Welcome to Joseph Young’s Puzzle-ria!
Let us begin this week with a...
Quick Timely Bonus Slice:
The ol’ “Hook and Bladder” play
Think of a two-word synonym of “portly political conventioneer.” Rearrange its letters to form a word that was coined within the past week.
Too easy? Give this one a bite:
Quickish Untimely Interjecting Zesty Zingers Executiveward Slice:
In a 1911 address delivered annually to members of Congress, President William Howard Taft delineated his views on enforcement of the Sherman Anti-Trust Act. (He would soon thereafter be successful in using the statute to “trust-bust” John D. Rockefeller’s Standard Oil monopoly and would nearly succeed in breaking up J.P. Morgan’s U.S. Steel.)
Among those in the congressional gallery was Senator Moe TerVeaux Te’Raddison Wilson, son of a Baptist minister and hotel chain empire heiress.
As the president decried “the evils of the trusts” that represented big oil, big tobacco, big energy, big moneybags (and perhaps even Big Macs), Senator Moe Wilson began to uncomfortably fidget on his digits, which were ensconced between his plush gallery seat and his own pants seat. But when President Taft began speaking of the hospitality industry’s motel monopoly (see trust-busting at the 2:06 mark) along with its “fat cats who devour all competition in their pathway,” the senator could no longer hold his tongue or his seat.
Pointing his forefinger directly at the POTUS he shouted out, not “You lie! You lie!” but rather the following exclamatory and provocative phrase:
__ __ __ __ __ __ __ , __ __ __ __ __ __ __ __ !
The phrase contains a one-letter interjection and a verb ending with a King Jamesy biblical flourish. (Senator Wilson suspected this biblical allusion would prove to be an effective taunt, for the prez was once quoted as questioning the divinity of Jesus.)
The letters of the phrase can be rearranged to spell out the kind of address President Taft was delivering.
Puzzleria! this week welcomes back gourmet French puzzle chef Monsieur Garcon du Parachutisme (also known as “skydiveboy”) He has cooked up and is serving the delicious “Where On Earth Slice” on this week’s menu.
The most recent puzzle proffered by Monsieur Garcon du Parachutisme was the deliciously wonderful puzzle slice titled “52-Card Poker Pick-up” in the November 28 Puzzleria!
Trudging toward tragedy
The first thing’s a charm, wards off evil completely.
Change two vowels to two others and the charm becomes lunch.
And “emoter” in front and the brunch is more meaty.
Cockney’s flat in the midst ought be flattened, expunged.
’Tis a tragedy spun from a charm, bittersweetly.
Or, a bit less circuitously…
And be switched then to which appears first in the “hunt.”
Seek not pot-boiling witches, though, bearing the brunt…
’Tis a tragedy not to be mixed, to be blunt.
What is the charm?
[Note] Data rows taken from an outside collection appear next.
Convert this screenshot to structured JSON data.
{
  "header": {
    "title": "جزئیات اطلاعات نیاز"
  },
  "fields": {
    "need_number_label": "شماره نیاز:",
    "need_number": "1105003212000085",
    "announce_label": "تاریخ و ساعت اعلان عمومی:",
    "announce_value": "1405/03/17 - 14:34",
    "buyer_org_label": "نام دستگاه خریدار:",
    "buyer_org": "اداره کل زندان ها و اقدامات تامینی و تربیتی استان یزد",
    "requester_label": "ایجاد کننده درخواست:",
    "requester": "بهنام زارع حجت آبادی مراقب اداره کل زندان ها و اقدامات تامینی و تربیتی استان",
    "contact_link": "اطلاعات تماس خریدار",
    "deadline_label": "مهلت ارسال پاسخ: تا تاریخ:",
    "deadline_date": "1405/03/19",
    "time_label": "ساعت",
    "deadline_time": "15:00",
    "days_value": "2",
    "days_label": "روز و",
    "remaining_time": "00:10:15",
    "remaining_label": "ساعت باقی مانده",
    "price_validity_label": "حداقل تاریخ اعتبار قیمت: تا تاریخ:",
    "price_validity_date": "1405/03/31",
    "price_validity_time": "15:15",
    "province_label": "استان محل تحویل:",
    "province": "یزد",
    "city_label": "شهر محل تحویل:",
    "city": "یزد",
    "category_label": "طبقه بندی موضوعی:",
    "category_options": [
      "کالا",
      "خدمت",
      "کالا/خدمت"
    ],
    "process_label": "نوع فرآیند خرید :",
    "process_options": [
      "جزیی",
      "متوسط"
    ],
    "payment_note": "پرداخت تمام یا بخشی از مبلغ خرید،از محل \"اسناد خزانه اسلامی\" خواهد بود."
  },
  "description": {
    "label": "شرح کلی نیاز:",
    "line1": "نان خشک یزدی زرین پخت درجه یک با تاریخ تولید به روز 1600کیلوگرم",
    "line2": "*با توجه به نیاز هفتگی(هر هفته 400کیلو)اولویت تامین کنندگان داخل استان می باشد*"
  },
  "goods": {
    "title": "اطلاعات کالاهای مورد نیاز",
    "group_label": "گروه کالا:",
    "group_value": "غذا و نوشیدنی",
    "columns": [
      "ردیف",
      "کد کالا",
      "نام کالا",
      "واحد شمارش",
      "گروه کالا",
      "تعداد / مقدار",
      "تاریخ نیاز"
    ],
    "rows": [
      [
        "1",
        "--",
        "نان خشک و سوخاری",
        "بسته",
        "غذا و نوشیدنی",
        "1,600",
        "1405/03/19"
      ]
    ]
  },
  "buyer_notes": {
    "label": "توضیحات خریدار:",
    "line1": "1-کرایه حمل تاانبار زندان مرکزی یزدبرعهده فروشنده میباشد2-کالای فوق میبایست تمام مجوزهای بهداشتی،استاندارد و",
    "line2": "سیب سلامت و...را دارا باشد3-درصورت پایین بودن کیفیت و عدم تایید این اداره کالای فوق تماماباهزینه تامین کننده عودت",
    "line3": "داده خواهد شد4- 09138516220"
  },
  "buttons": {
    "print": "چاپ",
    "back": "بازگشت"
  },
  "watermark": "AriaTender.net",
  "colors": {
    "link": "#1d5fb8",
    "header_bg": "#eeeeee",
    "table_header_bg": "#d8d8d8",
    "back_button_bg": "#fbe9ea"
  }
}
What is the tragedy?
Where On Earth Slice:
Thinking globally, acting syllabally
The final two syllables of the republic of Afghanistan followed by the first syllable of the republic of Bulgaria form the populous Turkish city of Istanbul. (Besides Afghanistan, the republics of Pakistan, Tajikistan, Uzbekistan and Turkmenistan will also work.)
Name two other world republics in which the last two syllables of one followed by the first syllable of the other form another large city, one with a population of more than half a million.
Note: This puzzle was created by Monsieur Garcon du Parachutisme (a.k.a. skydiveboy), with a bit of collaboration provided by LegoLambda.
Sizing things up
Name a word that means very, very small. Move the first part of the word to the end of the word, leaving a space, to form two words. The result names something that is very, very large.
What are these three words?
Every Friday at Joseph Young’s Puzzle -ria! we publish a new menu of fresh word puzzles, number puzzles, logic puzzles, puzzles of all varieties and flavors. We cater to cravers of scrumptious puzzles!
Our master chef, Grecian gourmet puzzle-creator Lego Lambda, blends and bakes up mysterious (and sometimes questionable) toppings and spices (such as alphabet soup, Mobius bacon strips, diced snake eyes, cubed radishes, “hominym” grits, anagraham crackers, rhyme thyme and sage sprinklings.)
Please post your comments below. Feel free also to post clever and subtle hints that do not give the puzzle answers away. Please wait until after 3 p.m. Eastern Time on Tuesdays to post your answers and explain your hints about the puzzles. We serve up at least one fresh puzzle every Friday.
We invite you to make it a habit to “Meet at Joe’s!” If you enjoy our weekly puzzle party, please tell your puzzle-loving and challenge-welcoming friends about Joseph Young’s Puzzle -ria! Thank you.